The Art of Cameo Glass – from Ancient Rome to Emile Galle
Our Speaker in September was Mr Scott Anderson, recently retired lecturer at Southampton Solent University. His talk took us on an interesting trail through the history of cameo glass, and in particular the Portland Vase, originally known as the Barberini Vase.
Found in 1582 in a sarcophagus of one of the Caesars in Rome, where it must have been placed over 2000 years ago, has proved to be the most important example of cameo glass in the world. It stands 9.8ins high, of dark blue glass with a finely carved layer of white glass on top depicting mythological scenes and figures.

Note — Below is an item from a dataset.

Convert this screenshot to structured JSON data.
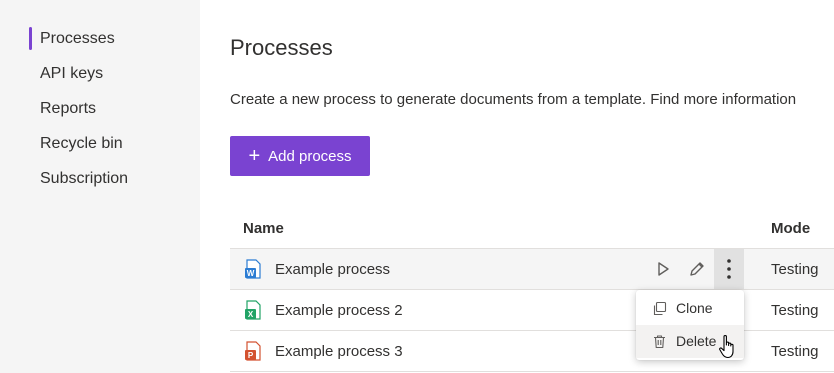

For the next 150 years the vase remained in the Barberini family until 1782 when it was purchased by the Duke of Portland and placed for safe keeping in the British Museum, who eventually purchased it for the nation. A few years later Josiah Wedgwood was able to produce his first copy of the vase in black and white Jasperware which was an overnight sensation when it went on sale in 1790.
The Portland Vase has been the inspiration of many glassmakers, for example John Northwood, who after studying the Elgin Marbles, sparked a resurgence of interest in Greek and Roman glass making, especially cameo glass, when he produced by hand the first glass replica of the Vase in 1876.
Influenced by the Portland Vase after a visit to the British Museum, Emile Galle can take credit for a revival in cameo glass at a time when the classical designs of Rome/Greece were out of fashion. From 1889 in his workshops in Nancy he created new vibrant designs and we were shown some beautiful examples of these. Galle is considered by many to be the most important glassmaker of The Art Nouveau Movement in the 19th and early 20th century. On his death in 1904 the Daum Brothers, became the masters of the day and their work continued through the Art Deco era.
It was a very interesting presentation with plenty of visual examples of cameo art inspired by a very special 9.8in Roman artefact.